Records contained in a dataset:
------------------------
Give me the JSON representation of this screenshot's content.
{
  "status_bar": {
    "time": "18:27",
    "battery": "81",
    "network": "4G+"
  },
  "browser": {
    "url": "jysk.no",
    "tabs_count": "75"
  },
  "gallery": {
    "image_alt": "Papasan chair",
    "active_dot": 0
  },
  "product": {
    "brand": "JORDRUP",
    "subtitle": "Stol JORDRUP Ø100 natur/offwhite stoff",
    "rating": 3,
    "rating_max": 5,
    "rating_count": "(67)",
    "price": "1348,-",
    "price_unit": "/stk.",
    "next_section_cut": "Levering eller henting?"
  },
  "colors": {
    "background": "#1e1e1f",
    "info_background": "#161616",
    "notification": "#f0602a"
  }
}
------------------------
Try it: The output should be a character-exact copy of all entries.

Reply to the exercise:
Give me the JSON representation of this screenshot's content.
{
  "status_bar": {
    "time": "18:27",
    "battery": "81",
    "network": "4G+"
  },
  "browser": {
    "url": "jysk.no",
    "tabs_count": "75"
  },
  "gallery": {
    "image_alt": "Papasan chair",
    "active_dot": 0
  },
  "product": {
    "brand": "JORDRUP",
    "subtitle": "Stol JORDRUP Ø100 natur/offwhite stoff",
    "rating": 3,
    "rating_max": 5,
    "rating_count": "(67)",
    "price": "1348,-",
    "price_unit": "/stk.",
    "next_section_cut": "Levering eller henting?"
  },
  "colors": {
    "background": "#1e1e1f",
    "info_background": "#161616",
    "notification": "#f0602a"
  }
}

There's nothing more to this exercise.